In order to derive value from the data generated from any analytics system, it’s essential to document follow-up and remediation. This is the “demonstrable” part of a demonstrable and effective system of internal controls. It’s critical that a continuous monitoring system include the ability to track the remediation status of the exceptions, how timely they were investigated and what the end result of the investigation was. In other words, was there corrective action, such as additional employee training?
Let’s briefly look at some example target areas for continuous monitoring for anti-bribery and anti-corruption. It’s clear that a keyword search in critical data fields across all external facing transactions would be important. Words such as “consultant,” facilitation,” “charity” or “donation” should be collected, updated and translated into the appropriate language sets for comparing against transactions. Also, consider that keyword analysis can be combined with other criteria. For instance, let’s say that an account is established for charities and an invoice is discovered (based on keyword searching) that is a charity donation, but it doesn’t ultimately hit that charity account. That is a huge red flag!
A keyword search is a key component to any anti-bribery monitoring program, but there are dozens of high-value tests that should accompany it, from looking for high-dollar transactions to new vendors to phantom employees and merchants and excessive write-offs and discounts. For more detailed information on analytics for anti-bribery and anti-corruption compliance, here is a list of the top 10 anti-bribery tests.
The final pillar involves placing the results of an organization’s assessment and monitoring activities in the right hands. It is during this stage that senior management must review assessment deliverables and continuous monitoring activities to ensure that they’re being tended to. It’s imperative that executives review the effectiveness of internal controls to consider whether or not there needs to be further assessment or adjustments to policies and procedures.
Finally, executives are going to want interactive reports that will enable them to drill down from the high-level, global view to transactional detail very quickly so that if they identify potential areas of risk, they can review specific transactions in that area of the business or regional market and see whether those transactions are legitimate.

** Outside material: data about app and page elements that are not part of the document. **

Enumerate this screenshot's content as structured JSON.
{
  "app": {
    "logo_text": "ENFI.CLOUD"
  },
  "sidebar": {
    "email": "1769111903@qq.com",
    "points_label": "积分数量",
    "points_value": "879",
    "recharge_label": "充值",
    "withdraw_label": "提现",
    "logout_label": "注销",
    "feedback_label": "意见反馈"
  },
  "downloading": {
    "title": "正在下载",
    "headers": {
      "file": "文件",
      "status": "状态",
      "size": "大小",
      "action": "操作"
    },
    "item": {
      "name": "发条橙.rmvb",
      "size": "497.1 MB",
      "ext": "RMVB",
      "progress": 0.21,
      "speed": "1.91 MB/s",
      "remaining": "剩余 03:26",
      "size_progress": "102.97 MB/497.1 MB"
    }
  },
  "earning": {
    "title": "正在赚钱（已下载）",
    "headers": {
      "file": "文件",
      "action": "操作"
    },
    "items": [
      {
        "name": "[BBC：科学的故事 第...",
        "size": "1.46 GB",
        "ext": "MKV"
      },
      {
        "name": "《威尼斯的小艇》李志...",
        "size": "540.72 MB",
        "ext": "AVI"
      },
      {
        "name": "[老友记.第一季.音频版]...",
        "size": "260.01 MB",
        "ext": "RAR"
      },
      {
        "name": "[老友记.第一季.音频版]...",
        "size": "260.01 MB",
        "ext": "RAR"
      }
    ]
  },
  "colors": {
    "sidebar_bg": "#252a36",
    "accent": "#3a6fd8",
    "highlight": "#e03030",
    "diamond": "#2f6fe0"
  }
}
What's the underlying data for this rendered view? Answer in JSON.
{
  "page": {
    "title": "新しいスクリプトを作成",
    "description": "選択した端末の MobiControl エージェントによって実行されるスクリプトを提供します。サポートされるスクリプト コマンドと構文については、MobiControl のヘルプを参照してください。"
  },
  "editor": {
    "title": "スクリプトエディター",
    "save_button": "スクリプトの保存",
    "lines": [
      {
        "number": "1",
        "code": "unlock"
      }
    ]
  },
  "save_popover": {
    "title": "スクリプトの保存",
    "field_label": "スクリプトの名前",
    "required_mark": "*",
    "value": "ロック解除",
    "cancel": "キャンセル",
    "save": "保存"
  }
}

In closing, building a demonstrably effective anti-bribery program is challenging. Going from drafting a policy to self-assessment against that policy to ultimately structuring a continuous monitoring and executive visibility dashboard is a major undertaking.
Hopefully, the approach illustrated above will help guide a successful and sustainable implementation, rather than one that fails to gain momentum or collects dust on a shared drive somewhere in the office.
(Source: Corporate Compliance Insights)